Entries from a dataset of interfaces -
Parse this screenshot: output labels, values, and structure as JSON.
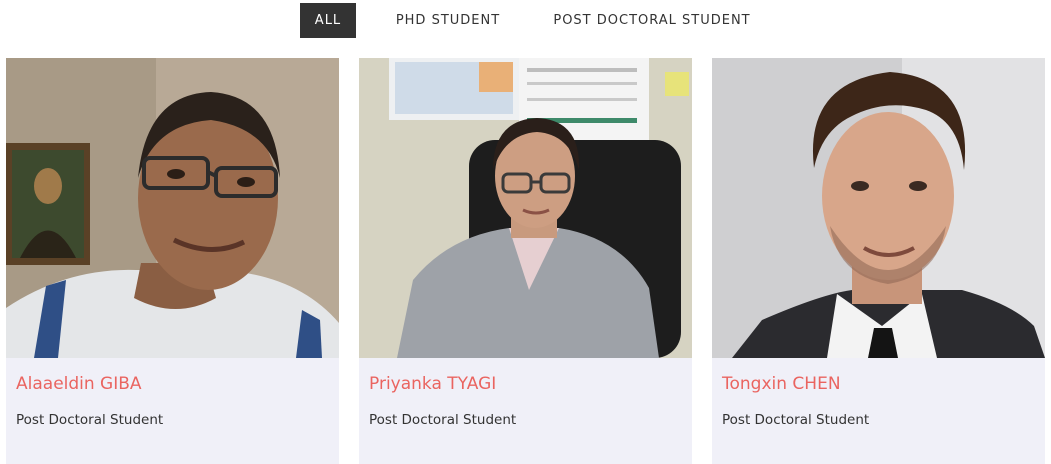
{
  "filters": [
    {
      "label": "ALL",
      "active": true
    },
    {
      "label": "PHD STUDENT",
      "active": false
    },
    {
      "label": "POST DOCTORAL STUDENT",
      "active": false
    }
  ],
  "people": [
    {
      "name": "Alaaeldin GIBA",
      "role": "Post Doctoral Student"
    },
    {
      "name": "Priyanka TYAGI",
      "role": "Post Doctoral Student"
    },
    {
      "name": "Tongxin CHEN",
      "role": "Post Doctoral Student"
    }
  ],
  "colors": {
    "accent_name": "#ea6460",
    "active_filter_bg": "#333333",
    "card_bg": "#f0f0f8"
  }
}
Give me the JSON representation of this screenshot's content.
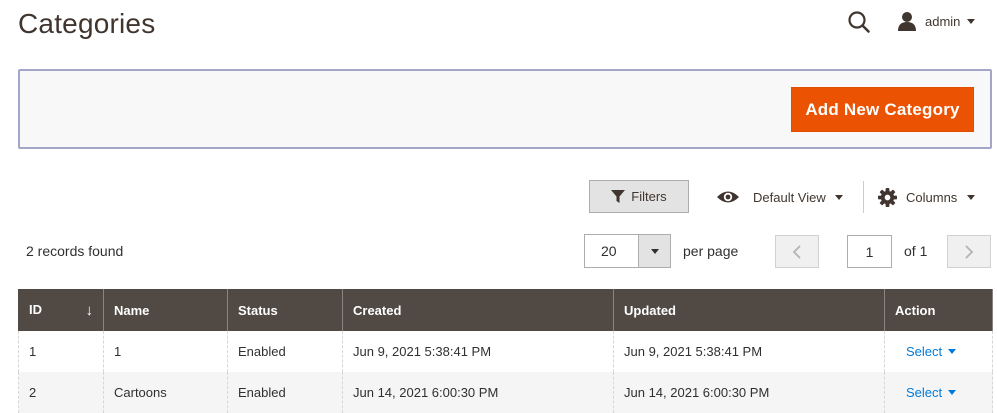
{
  "header": {
    "title": "Categories",
    "user_name": "admin"
  },
  "actions": {
    "add_new_label": "Add New Category"
  },
  "toolbar": {
    "filters_label": "Filters",
    "view_label": "Default View",
    "columns_label": "Columns"
  },
  "grid_info": {
    "records_found": "2 records found",
    "per_page_value": "20",
    "per_page_label": "per page",
    "page_current": "1",
    "page_of": "of 1"
  },
  "table": {
    "columns": [
      "ID",
      "Name",
      "Status",
      "Created",
      "Updated",
      "Action"
    ],
    "sort_indicator": "↓",
    "rows": [
      {
        "id": "1",
        "name": "1",
        "status": "Enabled",
        "created": "Jun 9, 2021 5:38:41 PM",
        "updated": "Jun 9, 2021 5:38:41 PM",
        "action": "Select"
      },
      {
        "id": "2",
        "name": "Cartoons",
        "status": "Enabled",
        "created": "Jun 14, 2021 6:00:30 PM",
        "updated": "Jun 14, 2021 6:00:30 PM",
        "action": "Select"
      }
    ]
  },
  "colors": {
    "accent": "#eb5202",
    "table_header": "#514943",
    "link": "#007bdb"
  }
}
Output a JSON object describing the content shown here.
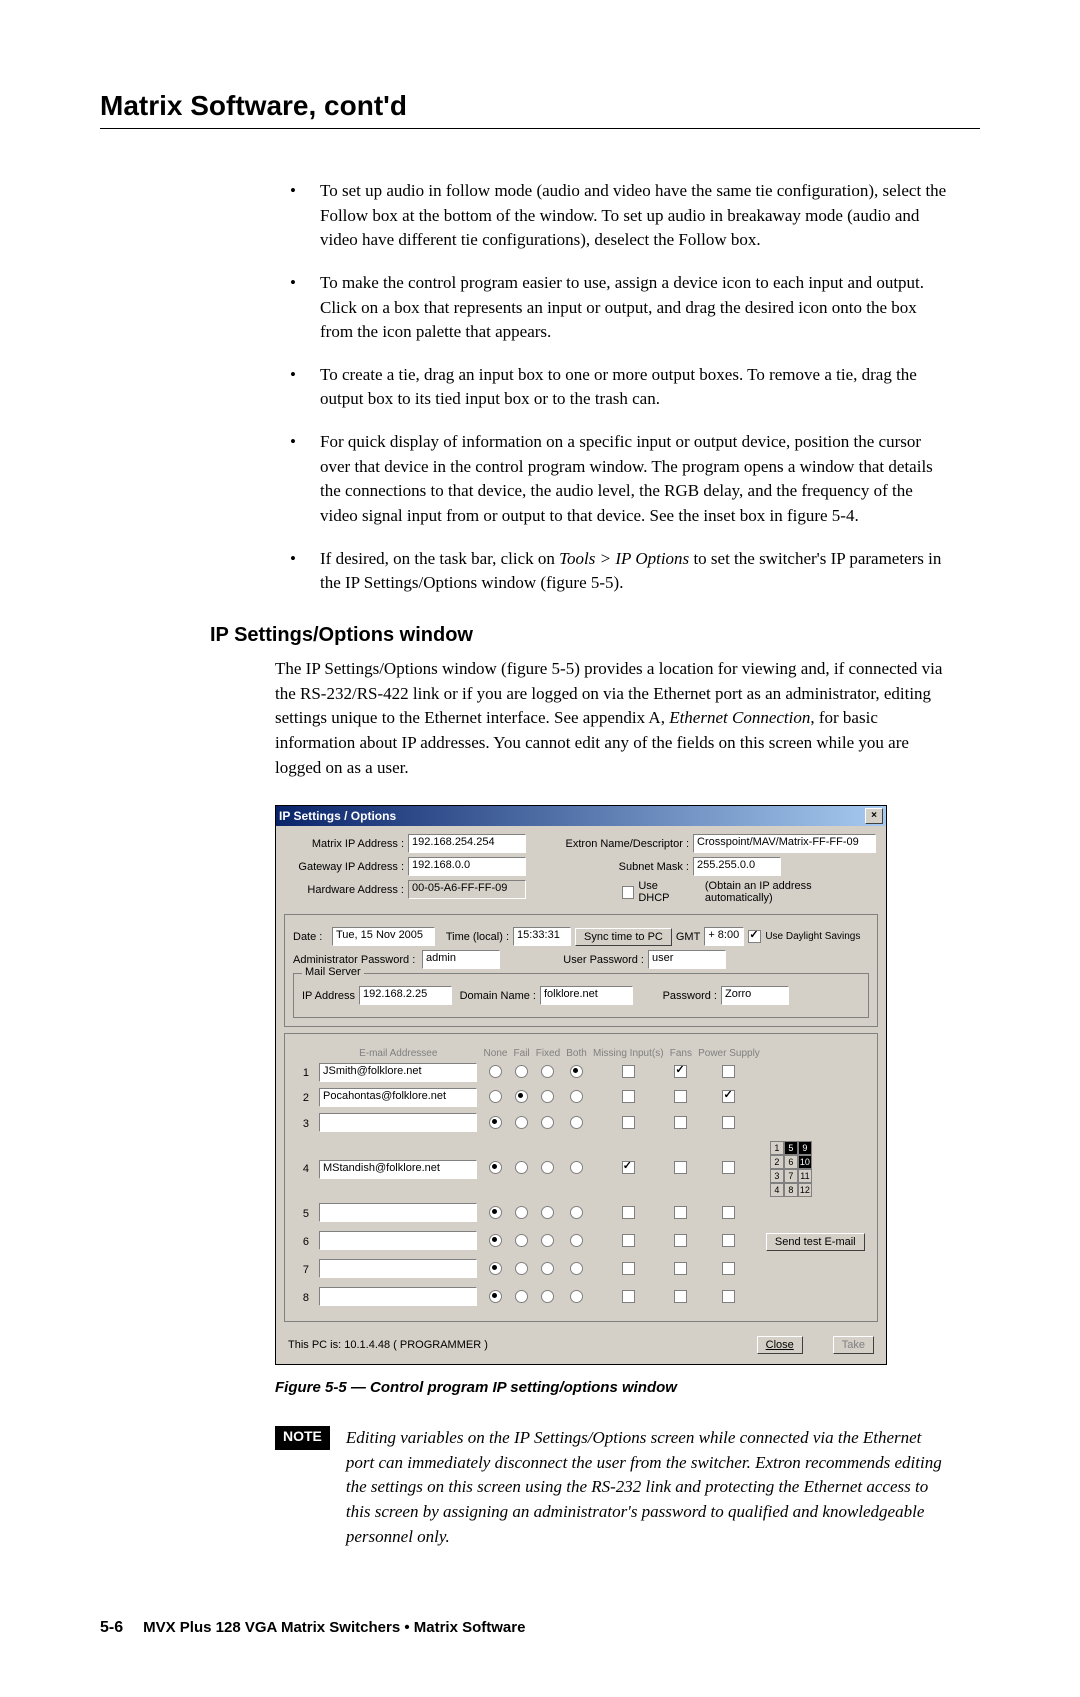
{
  "header": {
    "title": "Matrix Software, cont'd"
  },
  "bullets": [
    "To set up audio in follow mode (audio and video have the same tie configuration), select the Follow box at the bottom of the window.  To set up audio in breakaway mode (audio and video have different tie configurations), deselect the Follow box.",
    "To make the control program easier to use, assign a device icon to each input and output.  Click on a box that represents an input or output, and drag the desired icon onto the box from the icon palette that appears.",
    "To create a tie, drag an input box to one or more output boxes.  To remove a tie, drag the output box to its tied input box or to the trash can.",
    "For quick display of information on a specific input or output device, position the cursor over that device in the control program window.  The program opens a window that details the connections to that device, the audio level, the RGB delay, and the frequency of the video signal input from or output to that device.  See the inset box in figure 5-4."
  ],
  "bullet5_prefix": "If desired, on the task bar, click on ",
  "bullet5_italic": "Tools > IP Options",
  "bullet5_suffix": " to set the switcher's IP parameters in the IP Settings/Options window (figure 5-5).",
  "h2": "IP Settings/Options window",
  "para_prefix": "The IP Settings/Options window (figure 5-5) provides a location for viewing and, if connected via the RS-232/RS-422 link or if you are logged on via the Ethernet port as an administrator, editing settings unique to the Ethernet interface.  See appendix A, ",
  "para_italic": "Ethernet Connection",
  "para_suffix": ", for basic information about IP addresses.  You cannot edit any of the fields on this screen while you are logged on as a user.",
  "dialog": {
    "title": "IP Settings / Options",
    "matrix_ip_lbl": "Matrix IP Address :",
    "matrix_ip": "192.168.254.254",
    "gateway_lbl": "Gateway IP Address :",
    "gateway": "192.168.0.0",
    "hw_lbl": "Hardware Address :",
    "hw": "00-05-A6-FF-FF-09",
    "extron_lbl": "Extron Name/Descriptor :",
    "extron": "Crosspoint/MAV/Matrix-FF-FF-09",
    "subnet_lbl": "Subnet Mask :",
    "subnet": "255.255.0.0",
    "dhcp_lbl": "Use DHCP",
    "dhcp_hint": "(Obtain an IP address automatically)",
    "date_lbl": "Date :",
    "date": "Tue, 15 Nov 2005",
    "time_lbl": "Time (local) :",
    "time": "15:33:31",
    "sync_btn": "Sync time to PC",
    "gmt_lbl": "GMT",
    "gmt": "+ 8:00",
    "dst_lbl": "Use Daylight Savings",
    "admin_pwd_lbl": "Administrator Password :",
    "admin_pwd": "admin",
    "user_pwd_lbl": "User Password :",
    "user_pwd": "user",
    "mail_group": "Mail Server",
    "mail_ip_lbl": "IP Address",
    "mail_ip": "192.168.2.25",
    "domain_lbl": "Domain Name :",
    "domain": "folklore.net",
    "mail_pwd_lbl": "Password :",
    "mail_pwd": "Zorro",
    "col_addr": "E-mail Addressee",
    "col_none": "None",
    "col_fail": "Fail",
    "col_fixed": "Fixed",
    "col_both": "Both",
    "col_missing": "Missing Input(s)",
    "col_fans": "Fans",
    "col_power": "Power Supply",
    "rows": [
      {
        "n": "1",
        "addr": "JSmith@folklore.net",
        "sel": "both",
        "missing": false,
        "fans": true,
        "power": false
      },
      {
        "n": "2",
        "addr": "Pocahontas@folklore.net",
        "sel": "fail",
        "missing": false,
        "fans": false,
        "power": true
      },
      {
        "n": "3",
        "addr": "",
        "sel": "none",
        "missing": false,
        "fans": false,
        "power": false
      },
      {
        "n": "4",
        "addr": "MStandish@folklore.net",
        "sel": "none",
        "missing": true,
        "fans": false,
        "power": false
      },
      {
        "n": "5",
        "addr": "",
        "sel": "none",
        "missing": false,
        "fans": false,
        "power": false
      },
      {
        "n": "6",
        "addr": "",
        "sel": "none",
        "missing": false,
        "fans": false,
        "power": false
      },
      {
        "n": "7",
        "addr": "",
        "sel": "none",
        "missing": false,
        "fans": false,
        "power": false
      },
      {
        "n": "8",
        "addr": "",
        "sel": "none",
        "missing": false,
        "fans": false,
        "power": false
      }
    ],
    "send_test_btn": "Send test E-mail",
    "this_pc": "This PC is:   10.1.4.48   ( PROGRAMMER )",
    "close_btn": "Close",
    "take_btn": "Take"
  },
  "caption": "Figure 5-5 — Control program IP setting/options window",
  "note_label": "NOTE",
  "note_text": "Editing variables on the IP Settings/Options screen while connected via the Ethernet port can immediately disconnect the user from the switcher.  Extron recommends editing the settings on this screen using the RS-232 link and protecting the Ethernet access to this screen by assigning an administrator's password to qualified and knowledgeable personnel only.",
  "footer": {
    "page": "5-6",
    "text": "MVX Plus 128 VGA Matrix Switchers • Matrix Software"
  }
}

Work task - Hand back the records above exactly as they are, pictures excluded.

Answer to this problem -
Parse this screenshot: output labels, values, and structure as JSON.
{
  "filters": [
    {
      "label": "ALL",
      "active": true
    },
    {
      "label": "PHD STUDENT",
      "active": false
    },
    {
      "label": "POST DOCTORAL STUDENT",
      "active": false
    }
  ],
  "people": [
    {
      "name": "Alaaeldin GIBA",
      "role": "Post Doctoral Student"
    },
    {
      "name": "Priyanka TYAGI",
      "role": "Post Doctoral Student"
    },
    {
      "name": "Tongxin CHEN",
      "role": "Post Doctoral Student"
    }
  ],
  "colors": {
    "accent_name": "#ea6460",
    "active_filter_bg": "#333333",
    "card_bg": "#f0f0f8"
  }
}
Give me the JSON representation of this screenshot's content.
{
  "header": {
    "title": "Categories",
    "user_name": "admin"
  },
  "actions": {
    "add_new_label": "Add New Category"
  },
  "toolbar": {
    "filters_label": "Filters",
    "view_label": "Default View",
    "columns_label": "Columns"
  },
  "grid_info": {
    "records_found": "2 records found",
    "per_page_value": "20",
    "per_page_label": "per page",
    "page_current": "1",
    "page_of": "of 1"
  },
  "table": {
    "columns": [
      "ID",
      "Name",
      "Status",
      "Created",
      "Updated",
      "Action"
    ],
    "sort_indicator": "↓",
    "rows": [
      {
        "id": "1",
        "name": "1",
        "status": "Enabled",
        "created": "Jun 9, 2021 5:38:41 PM",
        "updated": "Jun 9, 2021 5:38:41 PM",
        "action": "Select"
      },
      {
        "id": "2",
        "name": "Cartoons",
        "status": "Enabled",
        "created": "Jun 14, 2021 6:00:30 PM",
        "updated": "Jun 14, 2021 6:00:30 PM",
        "action": "Select"
      }
    ]
  },
  "colors": {
    "accent": "#eb5202",
    "table_header": "#514943",
    "link": "#007bdb"
  }
}
Output a JSON object describing the content shown here.
{
  "header": {
    "title": "Matrix Software, cont'd"
  },
  "bullets": [
    "To set up audio in follow mode (audio and video have the same tie configuration), select the Follow box at the bottom of the window.  To set up audio in breakaway mode (audio and video have different tie configurations), deselect the Follow box.",
    "To make the control program easier to use, assign a device icon to each input and output.  Click on a box that represents an input or output, and drag the desired icon onto the box from the icon palette that appears.",
    "To create a tie, drag an input box to one or more output boxes.  To remove a tie, drag the output box to its tied input box or to the trash can.",
    "For quick display of information on a specific input or output device, position the cursor over that device in the control program window.  The program opens a window that details the connections to that device, the audio level, the RGB delay, and the frequency of the video signal input from or output to that device.  See the inset box in figure 5-4."
  ],
  "bullet5_prefix": "If desired, on the task bar, click on ",
  "bullet5_italic": "Tools > IP Options",
  "bullet5_suffix": " to set the switcher's IP parameters in the IP Settings/Options window (figure 5-5).",
  "h2": "IP Settings/Options window",
  "para_prefix": "The IP Settings/Options window (figure 5-5) provides a location for viewing and, if connected via the RS-232/RS-422 link or if you are logged on via the Ethernet port as an administrator, editing settings unique to the Ethernet interface.  See appendix A, ",
  "para_italic": "Ethernet Connection",
  "para_suffix": ", for basic information about IP addresses.  You cannot edit any of the fields on this screen while you are logged on as a user.",
  "dialog": {
    "title": "IP Settings / Options",
    "matrix_ip_lbl": "Matrix IP Address :",
    "matrix_ip": "192.168.254.254",
    "gateway_lbl": "Gateway IP Address :",
    "gateway": "192.168.0.0",
    "hw_lbl": "Hardware Address :",
    "hw": "00-05-A6-FF-FF-09",
    "extron_lbl": "Extron Name/Descriptor :",
    "extron": "Crosspoint/MAV/Matrix-FF-FF-09",
    "subnet_lbl": "Subnet Mask :",
    "subnet": "255.255.0.0",
    "dhcp_lbl": "Use DHCP",
    "dhcp_hint": "(Obtain an IP address automatically)",
    "date_lbl": "Date :",
    "date": "Tue, 15 Nov 2005",
    "time_lbl": "Time (local) :",
    "time": "15:33:31",
    "sync_btn": "Sync time to PC",
    "gmt_lbl": "GMT",
    "gmt": "+ 8:00",
    "dst_lbl": "Use Daylight Savings",
    "admin_pwd_lbl": "Administrator Password :",
    "admin_pwd": "admin",
    "user_pwd_lbl": "User Password :",
    "user_pwd": "user",
    "mail_group": "Mail Server",
    "mail_ip_lbl": "IP Address",
    "mail_ip": "192.168.2.25",
    "domain_lbl": "Domain Name :",
    "domain": "folklore.net",
    "mail_pwd_lbl": "Password :",
    "mail_pwd": "Zorro",
    "col_addr": "E-mail Addressee",
    "col_none": "None",
    "col_fail": "Fail",
    "col_fixed": "Fixed",
    "col_both": "Both",
    "col_missing": "Missing Input(s)",
    "col_fans": "Fans",
    "col_power": "Power Supply",
    "rows": [
      {
        "n": "1",
        "addr": "JSmith@folklore.net",
        "sel": "both",
        "missing": false,
        "fans": true,
        "power": false
      },
      {
        "n": "2",
        "addr": "Pocahontas@folklore.net",
        "sel": "fail",
        "missing": false,
        "fans": false,
        "power": true
      },
      {
        "n": "3",
        "addr": "",
        "sel": "none",
        "missing": false,
        "fans": false,
        "power": false
      },
      {
        "n": "4",
        "addr": "MStandish@folklore.net",
        "sel": "none",
        "missing": true,
        "fans": false,
        "power": false
      },
      {
        "n": "5",
        "addr": "",
        "sel": "none",
        "missing": false,
        "fans": false,
        "power": false
      },
      {
        "n": "6",
        "addr": "",
        "sel": "none",
        "missing": false,
        "fans": false,
        "power": false
      },
      {
        "n": "7",
        "addr": "",
        "sel": "none",
        "missing": false,
        "fans": false,
        "power": false
      },
      {
        "n": "8",
        "addr": "",
        "sel": "none",
        "missing": false,
        "fans": false,
        "power": false
      }
    ],
    "send_test_btn": "Send test E-mail",
    "this_pc": "This PC is:   10.1.4.48   ( PROGRAMMER )",
    "close_btn": "Close",
    "take_btn": "Take"
  },
  "caption": "Figure 5-5 — Control program IP setting/options window",
  "note_label": "NOTE",
  "note_text": "Editing variables on the IP Settings/Options screen while connected via the Ethernet port can immediately disconnect the user from the switcher.  Extron recommends editing the settings on this screen using the RS-232 link and protecting the Ethernet access to this screen by assigning an administrator's password to qualified and knowledgeable personnel only.",
  "footer": {
    "page": "5-6",
    "text": "MVX Plus 128 VGA Matrix Switchers • Matrix Software"
  }
}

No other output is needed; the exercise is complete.